If you compare one of the original instruments to the newly created layered instrument (by selecting them in the Instrument Bank), you will see (in the dimension map) that the newly created instrument has an added dimension (Layer). If we had created a switched instrument (by leaving Mod Wheel as the controller, the dimension would be ‘Mod Wheel’ instead of ‘Layer’).
Original Instrument without Layer Dimension New Instrument with Layer Dimension
Control of the layered instrument will be explained in the next section.
Crossfading Layered Instruments
The GigaStudio Instrument Editor has a new Crossfade Editor that allows you to numerically or graphically control the way 2 or 4 layered instruments are crossfaded. To invoke the Crossfade editor, simply right mouse click on a layered instrument (such as the one created in the last section) and select Crossfade Editor, as shown below. You can also access the editor from the Edit menu item on the main menu bar.
This invokes the Crossfade Editor as shown below. This example shows a traditional equal power crossfade using the Mod Wheel controller. Using the Lock check boxes on the right, the Begin Fade Out value of the first 3 layers are locked to the Begin Fade In value of the layers that follow, so that moving the apex of one layer’s controller position also adjusts the beginning of the following layer (and vice-versa).

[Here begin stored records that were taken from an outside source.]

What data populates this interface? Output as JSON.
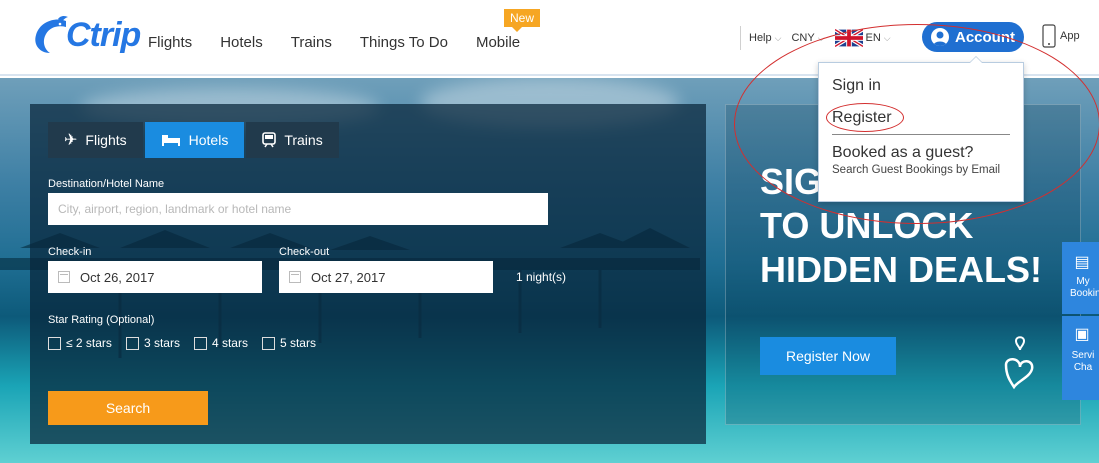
{
  "header": {
    "logo_text": "Ctrip",
    "nav": [
      "Flights",
      "Hotels",
      "Trains",
      "Things To Do",
      "Mobile"
    ],
    "new_badge": "New",
    "help": "Help",
    "currency": "CNY",
    "language": "EN",
    "account": "Account",
    "app": "App"
  },
  "account_menu": {
    "sign_in": "Sign in",
    "register": "Register",
    "guest_title": "Booked as a guest?",
    "guest_link": "Search Guest Bookings by Email"
  },
  "search": {
    "tabs": [
      "Flights",
      "Hotels",
      "Trains"
    ],
    "active_tab": "Hotels",
    "destination_label": "Destination/Hotel Name",
    "destination_placeholder": "City, airport, region, landmark or hotel name",
    "checkin_label": "Check-in",
    "checkin_value": "Oct 26, 2017",
    "checkout_label": "Check-out",
    "checkout_value": "Oct 27, 2017",
    "nights": "1 night(s)",
    "star_label": "Star Rating (Optional)",
    "star_options": [
      "≤ 2 stars",
      "3 stars",
      "4 stars",
      "5 stars"
    ],
    "search_button": "Search"
  },
  "promo": {
    "line1": "SIG",
    "line2": "TO UNLOCK",
    "line3": "HIDDEN DEALS!",
    "button": "Register Now"
  },
  "side_widgets": [
    {
      "label": "My Bookin"
    },
    {
      "label": "Servi Cha"
    }
  ],
  "colors": {
    "brand_blue": "#2577e3",
    "account_blue": "#1f6fd1",
    "search_orange": "#f79a1a",
    "annotation_red": "#d32f2f"
  }
}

The Apply to selector also allows you to specify ‘Single instrument, 2-layer regions’ or ‘Multiple Instruments’. The Fader In/Out values specify the controller range represented by the respective layer.

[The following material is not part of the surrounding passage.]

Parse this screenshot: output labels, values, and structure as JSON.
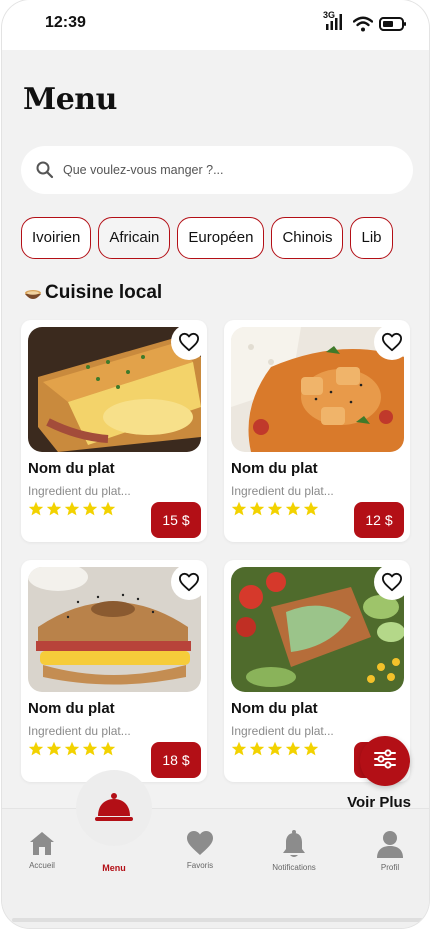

Only the Apply button is selected, you will be able to hear any changes you may have made (assuming GigaStudio is running, and the instrument has been downloaded).
Another example shows a crescendo layering. Here we had to release the Lock check boxes because we want the layers to superimpose, not displace each other. Note the End Fade In and Begin Fade Out indicators, have been separated to give each layer a sustained peak amplitude.
You may also specify – or fine tune – the crossfade parameters numerically using the numeric input area, shown below. Note that “Layer 3” is selected by the Layer dimension selector on the left and the we fine tuned the crossfade in values from (31-119) to (32-120). Note that the Crossfade Editor may also be launched with the graphical input button ( ).
The numeric input panel also allows you to specify the layer’s pan position or invert the Mod Wheel control range values. See the integrated help manual for detailed information on this panel.